***** Supplied information

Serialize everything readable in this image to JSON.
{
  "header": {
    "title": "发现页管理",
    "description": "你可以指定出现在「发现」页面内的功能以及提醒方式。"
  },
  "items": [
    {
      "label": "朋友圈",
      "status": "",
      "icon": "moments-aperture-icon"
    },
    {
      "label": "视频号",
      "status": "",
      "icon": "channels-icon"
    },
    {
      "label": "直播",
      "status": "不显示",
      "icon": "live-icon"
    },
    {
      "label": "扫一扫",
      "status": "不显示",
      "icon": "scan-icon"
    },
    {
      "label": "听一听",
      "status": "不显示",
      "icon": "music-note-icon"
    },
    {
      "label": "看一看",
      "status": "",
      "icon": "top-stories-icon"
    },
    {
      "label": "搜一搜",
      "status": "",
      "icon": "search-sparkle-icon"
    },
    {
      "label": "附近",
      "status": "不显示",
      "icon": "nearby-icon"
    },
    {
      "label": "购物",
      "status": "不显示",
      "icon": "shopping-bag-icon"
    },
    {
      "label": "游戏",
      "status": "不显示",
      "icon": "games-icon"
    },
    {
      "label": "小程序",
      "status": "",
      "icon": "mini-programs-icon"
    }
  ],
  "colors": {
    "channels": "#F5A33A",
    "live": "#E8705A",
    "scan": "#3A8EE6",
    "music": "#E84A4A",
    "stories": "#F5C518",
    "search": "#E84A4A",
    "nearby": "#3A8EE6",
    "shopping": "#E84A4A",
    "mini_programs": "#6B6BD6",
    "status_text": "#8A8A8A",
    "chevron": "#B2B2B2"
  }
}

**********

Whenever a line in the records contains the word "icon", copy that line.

      "icon": "moments-aperture-icon"
      "icon": "channels-icon"
      "icon": "live-icon"
      "icon": "scan-icon"
      "icon": "music-note-icon"
      "icon": "top-stories-icon"
      "icon": "search-sparkle-icon"
      "icon": "nearby-icon"
      "icon": "shopping-bag-icon"
      "icon": "games-icon"
      "icon": "mini-programs-icon"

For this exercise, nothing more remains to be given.